The Financial Conduct Authority (FCA) has told insurers to ease the burden of high premiums for those struggling with payments during the COVID-19 lockdown, saying firms should reduce premiums, offer payment holidays or waive exit fees in measures being rolled out next week that will last for three months. The FCA said insurers must reassess the risk profile of customers, offer cheaper products, cancel certain add-ons and waive charges and admin fees for any policy changes. Sheldon Mills, of the FCA, said: “Many insurers have already taken some of the actions we are suggesting. The measures … will provide urgent support to those that need it.”
Prudential sees Asian sales hit as result of pandemic
Sales of new insurance policies in Prudential’s Asian operations have fallen 24% due to coronavirus lockdown restrictions in the region. Chief executive Mike Wells commented: "While we cannot say with certainty how the COVID-19 impact will impact the global economy and hence how Prudential might be impacted, we believe we are well positioned over the long term both to weather the disruption caused by the pandemic, and to support our customers and communities in the recovery to come."
Just Group solvency ratio down as virus effects felt
Just Group has reported a fall in its solvency ratio after interest rates around the world fell as a result of the economic effects of coronavirus. The specialist pension provider told investors its Solvency II coverage ratio was down three points to 138% at the end of last month.

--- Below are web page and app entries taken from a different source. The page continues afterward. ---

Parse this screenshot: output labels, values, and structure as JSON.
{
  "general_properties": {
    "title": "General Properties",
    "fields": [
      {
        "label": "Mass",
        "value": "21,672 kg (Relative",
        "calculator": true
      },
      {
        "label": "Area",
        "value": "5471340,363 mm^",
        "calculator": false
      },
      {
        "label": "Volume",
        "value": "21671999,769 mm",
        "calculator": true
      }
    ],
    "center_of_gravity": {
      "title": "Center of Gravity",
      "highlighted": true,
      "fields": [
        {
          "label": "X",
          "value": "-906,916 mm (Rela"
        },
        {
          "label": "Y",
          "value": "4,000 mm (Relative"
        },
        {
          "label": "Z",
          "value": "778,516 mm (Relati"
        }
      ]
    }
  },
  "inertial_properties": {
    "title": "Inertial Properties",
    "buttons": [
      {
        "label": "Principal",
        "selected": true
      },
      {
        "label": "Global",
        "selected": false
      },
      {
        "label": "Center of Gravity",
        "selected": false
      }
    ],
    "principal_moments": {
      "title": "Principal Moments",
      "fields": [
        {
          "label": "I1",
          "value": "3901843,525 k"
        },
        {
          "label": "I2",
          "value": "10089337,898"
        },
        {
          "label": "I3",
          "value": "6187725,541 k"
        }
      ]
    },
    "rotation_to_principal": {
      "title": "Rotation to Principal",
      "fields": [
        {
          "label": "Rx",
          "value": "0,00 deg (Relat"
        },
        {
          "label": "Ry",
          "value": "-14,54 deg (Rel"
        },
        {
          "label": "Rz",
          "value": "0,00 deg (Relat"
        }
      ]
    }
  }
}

LEISURE AND HOSPITALITY
Marston's announces liquidity boost as uncertainty continues
Pub chain Marston’s has announced that it secured an extra £70m of liquidity, as a result of an increase to its financing facility, ongoing government support and continuing sales to supermarkets.
MEDIA AND ENTERTAINMENT
BT plots Openreach stake sale
BT has reportedly started talks to sell a stake in Openreach, which runs the UK’s broadband network. The sale would bankroll an extension of BT’s full-fibre network. The FT reports that Australian bank Macquarie and a sovereign wealth fund are among those to have held talks with BT over a possible deal.
BBC considering axing BBC Four
The BBC is considering shutting down its BBC Four channel amid a cost-cutting drive. Some of the channel’s budget could be diverted to BBC Three in a bid to attract 16- to 34-year-olds, according to reports.
WH Smith reports 85% sales fall across entire business
WH Smith has reported a 85% fall in company-wide sales for last month, with railway station, airport and hospital store sales down 91%, and down 74% at high street branches. The firm reported a 7% rise in group sales to £747m in the six months to February, with group pre-tax profits falling back 3% to £63m.
Rugby clubs could face severe sanctions if salary cap breached
Recommendations made by former Government minister Lord Myners CBE in the wake of a comprehensive, independent review include a suggestion that Gallagher Premiership rugby teams be stripped of their titles if found guilty of exceeding salary cap regulations in future.
Government’s coronavirus bill hits £123.2bn
Analysis by the Office for Budget Responsibility (OBR) shows that the cost of the Government's efforts to combat the coronavirus pandemic has risen to £123.2bn. This is an increase on the previous estimate of £103.7bn, while the OBR’s pre-coronavirus estimate for borrowing stood at £55bn. Borrowing for this year is calculated to be £298bn, with this up £26bn on a forecast made a month ago, with an extension of the furlough scheme the main contributor to the increase. Annual borrowing is expected to equal 15.2% of the UK economy. This would be the highest proportion since the 21% recorded at the end of World War Two.
Half of businesses reveal cash shortage fears
Figures from the Office for National Statistics reveal that almost half of UK businesses are concerned that they will run out of cash in less than six months, with a survey of over 5,000 firms finding that a quarter said they were unsure about their level of reserves. Some 4% reported having no reserves at all, with VAT deferrals, business rates holidays and state-backed loan schemes from the Treasury proving insufficient to prop up every business.